Remember at taxidermy school when the lecturer listed the seventeen approved methods for relieving a feline of its integumentary system? No? Me neither, but I am sure you have heard the old adage – there is more than one way to skin a cat.
With that in mind and with a lot of my discussions lately being around olympic lifting I am going to discuss snatching for beginners. There are many great articles out there on the intricacies of olympic lifting check out this one by my mate Danny Mellor of CrossFit Noosa.
Snatch 1-1-1-1-1-1-1 is the workout I have been least comfortable programming for boxes that I work with. Why? I love a lazy session of Snatch 1-1-1-1-1-1-1. A few mates, a few warm up sets and some friendly heckling and cuing/observation and it is a great hour. This is obviously dependent on having at least a basic appreciation of the movement. Is the workout as beneficial or as enjoyable if you have to scale the movement down to the stick?
Scaling snatch singles is a very cool opportunity to explore the mechanics, consistency, intensity charter of CrossFit and the principle of progression.
Let us look at what the workout could look like for an absolute beginner. Just did an intro session two days ago and they walk into the gym and catch the end of the first class, they see barbells flying, hear feet stomping, there are missed lifts, oly shoes and high fives getting thrown around – this can be an intimidating environment.
So I throw them in the warm up with everyone else after assuring them that i have something that they will be able to handle. The Warm up has some prep pieces that are demoed as we go and finishes with the burgener warm up. The athlete may not get the burgener warm up right the first time but this IS run number one of thousands for this athlete if I can get them hooked on olympic lifting like the rest of us are. I constantly have pennies drop or light globes go off during things I have done thousands of times so I don’t believe perfect from the start is important.
After the Warm Up the experienced athletes go to work on their snatch, the intensity is achieved by Snatching more weight or by reducing the rest time between sets.
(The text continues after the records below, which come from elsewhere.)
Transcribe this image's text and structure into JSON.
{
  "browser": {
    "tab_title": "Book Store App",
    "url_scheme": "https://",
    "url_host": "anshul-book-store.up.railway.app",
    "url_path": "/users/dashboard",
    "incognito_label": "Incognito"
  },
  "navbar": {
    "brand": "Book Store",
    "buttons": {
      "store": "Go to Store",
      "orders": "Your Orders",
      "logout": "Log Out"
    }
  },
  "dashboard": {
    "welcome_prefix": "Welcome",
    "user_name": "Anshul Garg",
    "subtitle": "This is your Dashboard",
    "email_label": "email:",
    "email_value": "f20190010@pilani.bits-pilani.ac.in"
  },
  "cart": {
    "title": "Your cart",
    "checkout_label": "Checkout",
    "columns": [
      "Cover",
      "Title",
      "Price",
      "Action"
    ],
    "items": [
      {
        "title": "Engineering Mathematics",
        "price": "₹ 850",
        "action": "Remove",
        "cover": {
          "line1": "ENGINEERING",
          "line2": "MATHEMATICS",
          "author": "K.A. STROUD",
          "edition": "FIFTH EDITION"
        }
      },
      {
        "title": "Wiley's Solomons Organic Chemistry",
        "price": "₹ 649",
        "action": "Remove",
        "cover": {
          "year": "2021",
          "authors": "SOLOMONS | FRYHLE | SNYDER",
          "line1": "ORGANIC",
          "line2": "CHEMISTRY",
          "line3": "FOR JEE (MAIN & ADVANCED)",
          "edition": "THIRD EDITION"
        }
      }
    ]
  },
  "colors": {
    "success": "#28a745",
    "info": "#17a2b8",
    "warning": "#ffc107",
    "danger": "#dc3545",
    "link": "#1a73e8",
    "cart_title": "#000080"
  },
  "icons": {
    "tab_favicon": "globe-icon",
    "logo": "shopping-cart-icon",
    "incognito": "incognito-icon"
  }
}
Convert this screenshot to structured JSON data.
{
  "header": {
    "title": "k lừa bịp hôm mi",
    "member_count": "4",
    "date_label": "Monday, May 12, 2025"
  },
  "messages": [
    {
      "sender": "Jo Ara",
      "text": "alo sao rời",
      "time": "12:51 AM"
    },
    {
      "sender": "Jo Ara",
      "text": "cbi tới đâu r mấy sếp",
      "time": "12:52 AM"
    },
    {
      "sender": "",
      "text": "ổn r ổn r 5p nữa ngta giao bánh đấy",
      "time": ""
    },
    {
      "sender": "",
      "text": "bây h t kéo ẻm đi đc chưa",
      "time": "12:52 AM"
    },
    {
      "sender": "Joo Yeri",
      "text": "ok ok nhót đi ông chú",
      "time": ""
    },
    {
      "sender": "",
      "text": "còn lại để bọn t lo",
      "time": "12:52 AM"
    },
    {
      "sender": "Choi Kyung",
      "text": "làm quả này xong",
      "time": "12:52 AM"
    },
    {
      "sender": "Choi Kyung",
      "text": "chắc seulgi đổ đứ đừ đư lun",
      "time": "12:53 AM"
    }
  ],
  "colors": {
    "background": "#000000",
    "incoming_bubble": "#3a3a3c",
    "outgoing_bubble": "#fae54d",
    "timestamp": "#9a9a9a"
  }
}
Lets say the class plan allows 30 mins for Snatching then I have 30 mins to work with my beginner athlete.
One way I might program for the beginners is this:
5-5-5 Sumo Deadlift High Pull (approx 10 minutes) This conserves the explosive hip extension stimulus of the snatch.
AMRAP in 10 mins
10 Hang Muscle Snatches 20/15kg
100m Overhead walk 20/15kg
10 Front Squat 20/15kg
Halting Snatch grip deadlift practice for 3-5 mins
Email me for an example lesson plan for Snatch 1-1-1-1-1-1-1 : email@example.com
On the SDLHP to avoid the classic deadlift to upright row movement we often see try the Slow then cheat drill.
The slow then cheat drill
I get the athlete to do the slowest upright row they can possibly do with a manageable load – empty barbell or lightish kettle bell. Then I explain that that is as hard as that movement can be, 10/10. Then I tell them I want to move it the same distance but to make it as easy as easy as possible, cheat using the hips make it a 3 or a 4/10.
If your gym has a culture and a athlete base that supports months of stick work on the olympic lifts then don’t mess with that. What I have seen and heard is that more often than not athletes get frustrated by this complex lift and would rather not do the session than turn up and work technique on a stick.
Write the book you want to read.
Give it a try and see if your beginners turn their noses up to snatch workouts anymore.